Pressure vessel fabricators often utilize several welding methods, with the most common being submerged arc welding (SAW), shielded metal arc welding (SMAW), and gas tungsten arc welding (GTAW). The choice depends on factors like material type, thickness, and specific project requirements.

How does submerged arc welding (SAW) contribute to pressure vessel fabrication?

SAW is preferred for pressure vessel fabrication due to its ability to provide deep weld penetration and high deposition rates. The process involves a granular flux that shields the arc, reducing atmospheric contamination and ensuring a robust weld. This makes SAW suitable for thick materials commonly used in pressure vessels.

What role does shielded metal arc welding (SMAW) play in pressure vessel construction?

SMAW, commonly known as stick welding, is employed for pressure vessel fabrication when versatility and accessibility are crucial. It is well-suited for welding thick sections and can be used in various positions. While it may not be as high-speed as other methods, SMAW offers excellent adaptability in challenging welding scenarios.
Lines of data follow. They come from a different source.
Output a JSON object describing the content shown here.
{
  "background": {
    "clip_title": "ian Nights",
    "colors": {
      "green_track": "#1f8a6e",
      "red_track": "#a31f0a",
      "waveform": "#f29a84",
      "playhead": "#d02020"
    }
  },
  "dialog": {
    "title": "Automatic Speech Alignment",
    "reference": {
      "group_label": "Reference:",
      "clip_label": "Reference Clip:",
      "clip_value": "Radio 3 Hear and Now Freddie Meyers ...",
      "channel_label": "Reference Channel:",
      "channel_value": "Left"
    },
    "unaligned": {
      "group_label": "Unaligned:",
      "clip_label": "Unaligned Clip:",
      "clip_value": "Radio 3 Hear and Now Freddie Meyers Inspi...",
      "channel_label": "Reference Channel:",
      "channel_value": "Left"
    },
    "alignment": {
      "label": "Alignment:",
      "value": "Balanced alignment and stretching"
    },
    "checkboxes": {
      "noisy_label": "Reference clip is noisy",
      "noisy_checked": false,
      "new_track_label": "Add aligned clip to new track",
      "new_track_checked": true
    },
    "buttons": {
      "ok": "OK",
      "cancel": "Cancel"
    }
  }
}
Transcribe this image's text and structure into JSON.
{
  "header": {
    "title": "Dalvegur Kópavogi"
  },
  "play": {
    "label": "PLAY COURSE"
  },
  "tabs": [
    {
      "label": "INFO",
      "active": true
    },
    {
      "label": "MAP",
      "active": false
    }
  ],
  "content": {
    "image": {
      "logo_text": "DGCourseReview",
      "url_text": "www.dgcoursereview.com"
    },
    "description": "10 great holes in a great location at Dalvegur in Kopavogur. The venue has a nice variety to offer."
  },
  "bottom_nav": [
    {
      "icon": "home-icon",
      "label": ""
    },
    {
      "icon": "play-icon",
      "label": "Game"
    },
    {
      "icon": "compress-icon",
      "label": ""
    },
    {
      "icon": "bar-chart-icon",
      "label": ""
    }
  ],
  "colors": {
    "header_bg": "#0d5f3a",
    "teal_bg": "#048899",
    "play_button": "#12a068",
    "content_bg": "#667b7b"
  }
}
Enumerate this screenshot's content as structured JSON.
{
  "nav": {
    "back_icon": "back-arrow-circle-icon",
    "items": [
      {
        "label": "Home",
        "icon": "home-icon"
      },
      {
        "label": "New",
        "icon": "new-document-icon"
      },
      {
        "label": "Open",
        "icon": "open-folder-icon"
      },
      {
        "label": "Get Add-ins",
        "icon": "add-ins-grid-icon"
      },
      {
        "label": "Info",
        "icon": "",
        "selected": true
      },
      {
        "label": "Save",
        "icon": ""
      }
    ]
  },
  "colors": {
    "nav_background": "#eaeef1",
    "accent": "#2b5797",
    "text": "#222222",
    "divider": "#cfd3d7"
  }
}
Why is gas tungsten arc welding (GTAW) chosen for certain pressure vessel components?

GTAW, or TIG welding, is favored for its precision and ability to produce high-quality welds with minimal spatter. It is often employed for welding materials like stainless steel and non-ferrous metals used in pressure vessels where the aesthetic and corrosion-resistant properties are critical.

Do pressure vessel fabricators use robotic welding technology?
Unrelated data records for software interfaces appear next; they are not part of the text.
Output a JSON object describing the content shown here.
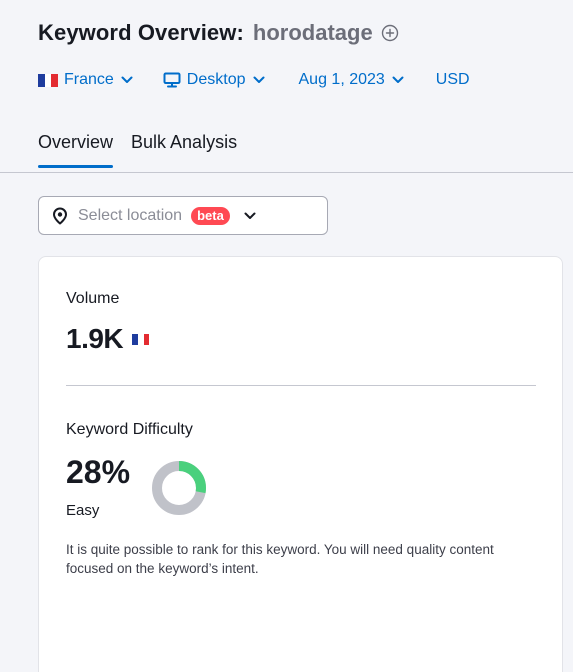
{
  "header": {
    "title": "Keyword Overview:",
    "keyword": "horodatage"
  },
  "filters": {
    "country": "France",
    "device": "Desktop",
    "date": "Aug 1, 2023",
    "currency": "USD"
  },
  "tabs": [
    {
      "label": "Overview",
      "active": true
    },
    {
      "label": "Bulk Analysis",
      "active": false
    }
  ],
  "location": {
    "placeholder": "Select location",
    "badge": "beta"
  },
  "volume": {
    "label": "Volume",
    "value": "1.9K"
  },
  "difficulty": {
    "label": "Keyword Difficulty",
    "value": "28%",
    "percent": 28,
    "level": "Easy",
    "description": "It is quite possible to rank for this keyword. You will need quality content focused on the keyword’s intent."
  },
  "colors": {
    "link": "#006dca",
    "beta": "#ff4953",
    "difficulty_fill": "#4ad07d",
    "difficulty_track": "#c0c2c9",
    "flag_blue": "#1f3c9e",
    "flag_white": "#ffffff",
    "flag_red": "#e32b31"
  },
  "icons": {
    "add": "plus-circle-icon",
    "device": "monitor-icon",
    "location": "map-pin-icon",
    "dropdown": "chevron-down-icon"
  }
}
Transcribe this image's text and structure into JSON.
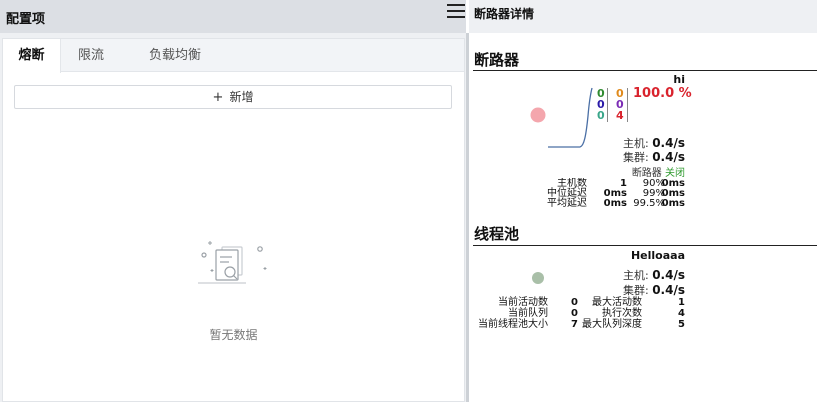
{
  "left_panel": {
    "title": "配置项",
    "tabs": [
      {
        "label": "熔断",
        "active": true
      },
      {
        "label": "限流",
        "active": false
      },
      {
        "label": "负载均衡",
        "active": false
      }
    ],
    "add_button": {
      "icon": "plus-icon",
      "label": "新增"
    },
    "empty_state": {
      "icon": "empty-document-search-icon",
      "text": "暂无数据"
    }
  },
  "right_panel": {
    "menu_icon": "hamburger-menu-icon",
    "title": "断路器详情",
    "circuit_breaker": {
      "section_title": "断路器",
      "name": "hi",
      "counts": {
        "col1": [
          "0",
          "0",
          "0"
        ],
        "col2": [
          "0",
          "0",
          "4"
        ]
      },
      "error_pct": "100.0 %",
      "host_rate_label": "主机:",
      "host_rate_value": "0.4/s",
      "cluster_rate_label": "集群:",
      "cluster_rate_value": "0.4/s",
      "breaker_label": "断路器",
      "breaker_status": "关闭",
      "stats": [
        {
          "label": "主机数",
          "value": "1",
          "p": "90%",
          "pv": "0ms"
        },
        {
          "label": "中位延迟",
          "value": "0ms",
          "p": "99%",
          "pv": "0ms"
        },
        {
          "label": "平均延迟",
          "value": "0ms",
          "p": "99.5%",
          "pv": "0ms"
        }
      ],
      "colors": {
        "circle": "#f4a6ad",
        "sparkline": "#4a6fa5",
        "error": "#d9232d"
      }
    },
    "thread_pool": {
      "section_title": "线程池",
      "name": "Helloaaa",
      "host_rate_label": "主机:",
      "host_rate_value": "0.4/s",
      "cluster_rate_label": "集群:",
      "cluster_rate_value": "0.4/s",
      "stats": [
        {
          "label": "当前活动数",
          "value": "0",
          "label2": "最大活动数",
          "value2": "1"
        },
        {
          "label": "当前队列",
          "value": "0",
          "label2": "执行次数",
          "value2": "4"
        },
        {
          "label": "当前线程池大小",
          "value": "7",
          "label2": "最大队列深度",
          "value2": "5"
        }
      ],
      "colors": {
        "circle": "#a9bfa8"
      }
    }
  }
}
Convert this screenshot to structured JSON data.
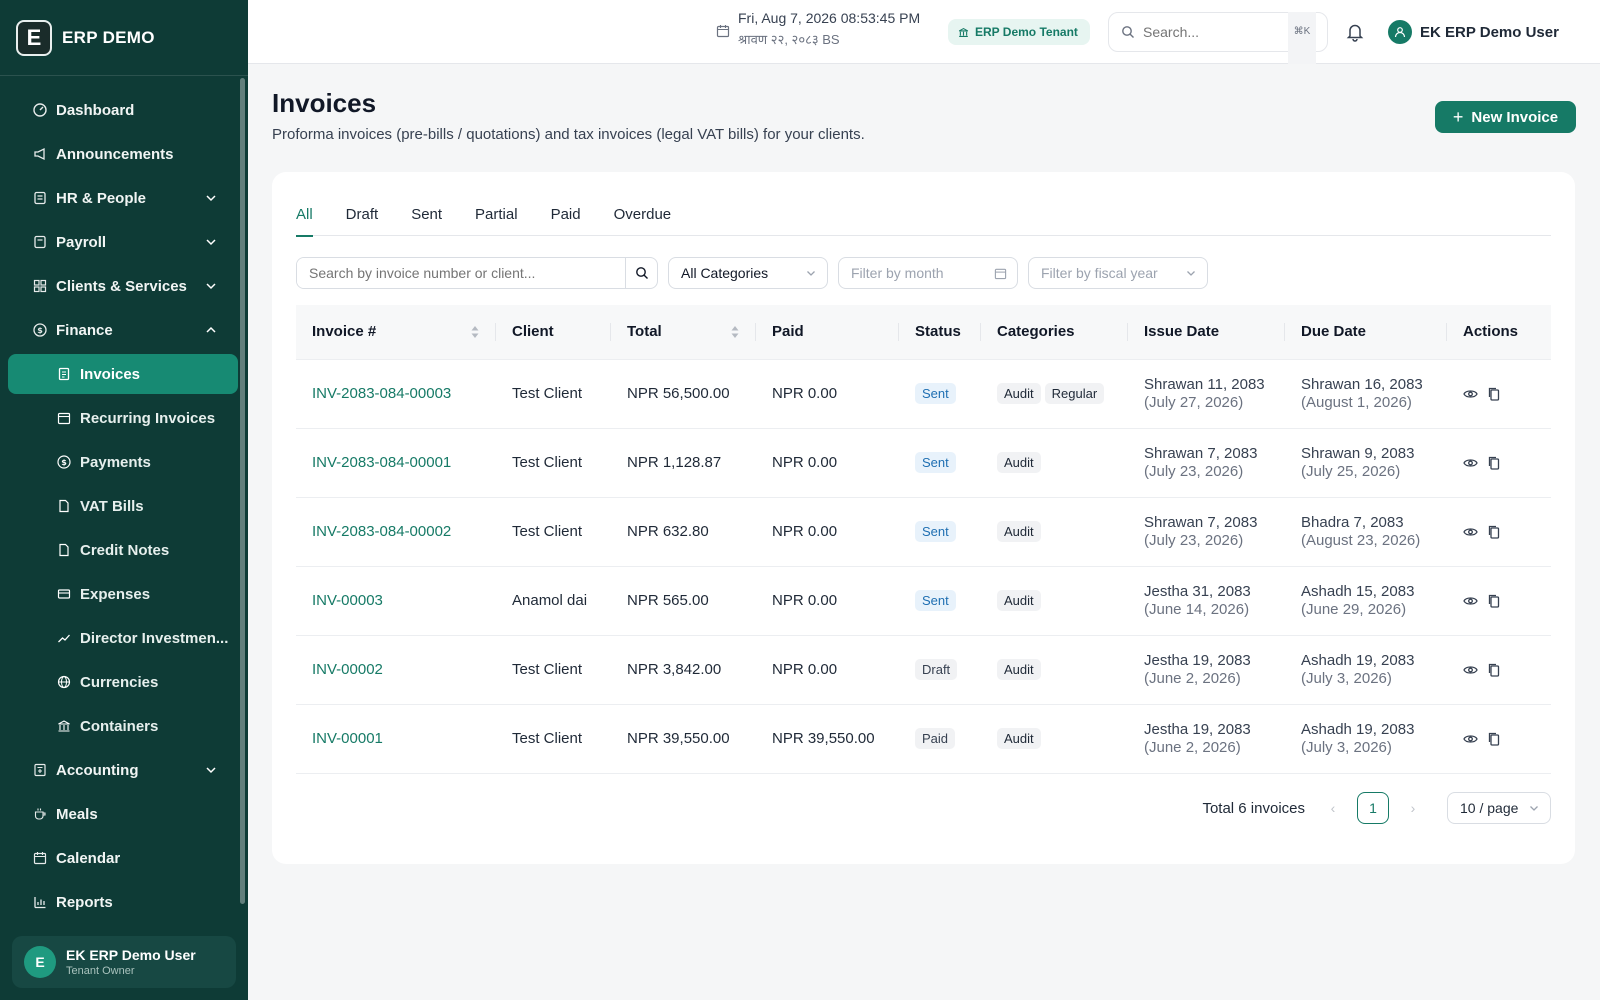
{
  "brand": {
    "name": "ERP DEMO",
    "logo_letter": "E"
  },
  "sidebar": {
    "items": [
      {
        "label": "Dashboard",
        "icon": "dashboard-icon"
      },
      {
        "label": "Announcements",
        "icon": "megaphone-icon"
      },
      {
        "label": "HR & People",
        "icon": "people-icon",
        "expandable": true
      },
      {
        "label": "Payroll",
        "icon": "payroll-icon",
        "expandable": true
      },
      {
        "label": "Clients & Services",
        "icon": "grid-icon",
        "expandable": true
      },
      {
        "label": "Finance",
        "icon": "dollar-circle-icon",
        "expanded": true
      }
    ],
    "finance_sub": [
      {
        "label": "Invoices",
        "icon": "invoice-icon",
        "active": true
      },
      {
        "label": "Recurring Invoices",
        "icon": "calendar-icon"
      },
      {
        "label": "Payments",
        "icon": "dollar-circle-icon"
      },
      {
        "label": "VAT Bills",
        "icon": "document-icon"
      },
      {
        "label": "Credit Notes",
        "icon": "document-icon"
      },
      {
        "label": "Expenses",
        "icon": "card-icon"
      },
      {
        "label": "Director Investmen...",
        "icon": "trending-up-icon"
      },
      {
        "label": "Currencies",
        "icon": "globe-icon"
      },
      {
        "label": "Containers",
        "icon": "bank-icon"
      }
    ],
    "items_after": [
      {
        "label": "Accounting",
        "icon": "calculator-icon",
        "expandable": true
      },
      {
        "label": "Meals",
        "icon": "cup-icon"
      },
      {
        "label": "Calendar",
        "icon": "calendar-icon"
      },
      {
        "label": "Reports",
        "icon": "bar-chart-icon"
      }
    ],
    "user": {
      "initial": "E",
      "name": "EK ERP Demo User",
      "role": "Tenant Owner"
    }
  },
  "topbar": {
    "datetime": "Fri, Aug 7, 2026 08:53:45 PM",
    "datetime_bs": "श्रावण २२, २०८३ BS",
    "tenant": "ERP Demo Tenant",
    "search_placeholder": "Search...",
    "shortcut": "⌘K",
    "user_name": "EK ERP Demo User"
  },
  "page": {
    "title": "Invoices",
    "subtitle": "Proforma invoices (pre-bills / quotations) and tax invoices (legal VAT bills) for your clients.",
    "new_button": "New Invoice"
  },
  "tabs": [
    "All",
    "Draft",
    "Sent",
    "Partial",
    "Paid",
    "Overdue"
  ],
  "active_tab": "All",
  "filters": {
    "search_placeholder": "Search by invoice number or client...",
    "category": "All Categories",
    "month_placeholder": "Filter by month",
    "fiscal_placeholder": "Filter by fiscal year"
  },
  "table": {
    "columns": [
      "Invoice #",
      "Client",
      "Total",
      "Paid",
      "Status",
      "Categories",
      "Issue Date",
      "Due Date",
      "Actions"
    ],
    "rows": [
      {
        "invoice": "INV-2083-084-00003",
        "client": "Test Client",
        "total": "NPR 56,500.00",
        "paid": "NPR 0.00",
        "status": "Sent",
        "categories": [
          "Audit",
          "Regular"
        ],
        "issue": "Shrawan 11, 2083",
        "issue_ad": "(July 27, 2026)",
        "due": "Shrawan 16, 2083",
        "due_ad": "(August 1, 2026)"
      },
      {
        "invoice": "INV-2083-084-00001",
        "client": "Test Client",
        "total": "NPR 1,128.87",
        "paid": "NPR 0.00",
        "status": "Sent",
        "categories": [
          "Audit"
        ],
        "issue": "Shrawan 7, 2083",
        "issue_ad": "(July 23, 2026)",
        "due": "Shrawan 9, 2083",
        "due_ad": "(July 25, 2026)"
      },
      {
        "invoice": "INV-2083-084-00002",
        "client": "Test Client",
        "total": "NPR 632.80",
        "paid": "NPR 0.00",
        "status": "Sent",
        "categories": [
          "Audit"
        ],
        "issue": "Shrawan 7, 2083",
        "issue_ad": "(July 23, 2026)",
        "due": "Bhadra 7, 2083",
        "due_ad": "(August 23, 2026)"
      },
      {
        "invoice": "INV-00003",
        "client": "Anamol dai",
        "total": "NPR 565.00",
        "paid": "NPR 0.00",
        "status": "Sent",
        "categories": [
          "Audit"
        ],
        "issue": "Jestha 31, 2083",
        "issue_ad": "(June 14, 2026)",
        "due": "Ashadh 15, 2083",
        "due_ad": "(June 29, 2026)"
      },
      {
        "invoice": "INV-00002",
        "client": "Test Client",
        "total": "NPR 3,842.00",
        "paid": "NPR 0.00",
        "status": "Draft",
        "categories": [
          "Audit"
        ],
        "issue": "Jestha 19, 2083",
        "issue_ad": "(June 2, 2026)",
        "due": "Ashadh 19, 2083",
        "due_ad": "(July 3, 2026)"
      },
      {
        "invoice": "INV-00001",
        "client": "Test Client",
        "total": "NPR 39,550.00",
        "paid": "NPR 39,550.00",
        "status": "Paid",
        "categories": [
          "Audit"
        ],
        "issue": "Jestha 19, 2083",
        "issue_ad": "(June 2, 2026)",
        "due": "Ashadh 19, 2083",
        "due_ad": "(July 3, 2026)"
      }
    ]
  },
  "pagination": {
    "total_text": "Total 6 invoices",
    "current_page": "1",
    "page_size": "10 / page"
  },
  "colors": {
    "sidebar_bg": "#0e3b36",
    "accent": "#167a66",
    "active_nav": "#178a73"
  }
}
Yes, many pressure vessel fabricators incorporate robotic welding technology for increased efficiency and precision. Robotic welding systems can handle repetitive tasks with high accuracy, ensuring consistent weld quality. This technology is particularly advantageous for large-scale production of pressure vessels.


In the realm of industrial solutions, Red River emerges as a pioneer, offering a diverse range of custom-engineered products and facilities. Among our specialties is the design and production of Custom/OEM Pressure Vessels, meticulously crafted to meet individual client requirements, ensuring performance under various pressure conditions. Our expertise extends to the domain of prefabrication, where Red River leads with distinction.

The company excels in creating prefabricated facilities, modules, and packages, reinforcing its stance as a forerunner in innovation and quality. This proficiency is further mirrored in their Modular Skids offering, where they provide an array of Modular Fabricated Skid Packages and Packaged equipment. Each piece is tailored to client specifications, underlining their commitment to delivering precision and excellence in every project they undertake.

Pressure Vessel line art

Pressure Vessels

Custom/OEM Pressure Vessels designed to fit your needs.

Prefabrication line art


Red River is a leader in prefabricated facilities, modules and packages.

Modular skid line art

Modular Skids

Modular Fabricated Skid Packages and Packaged equipment manufactured to your specifications.


Need action? Ready to Get Started?

We are here to make it happen. Request a quote!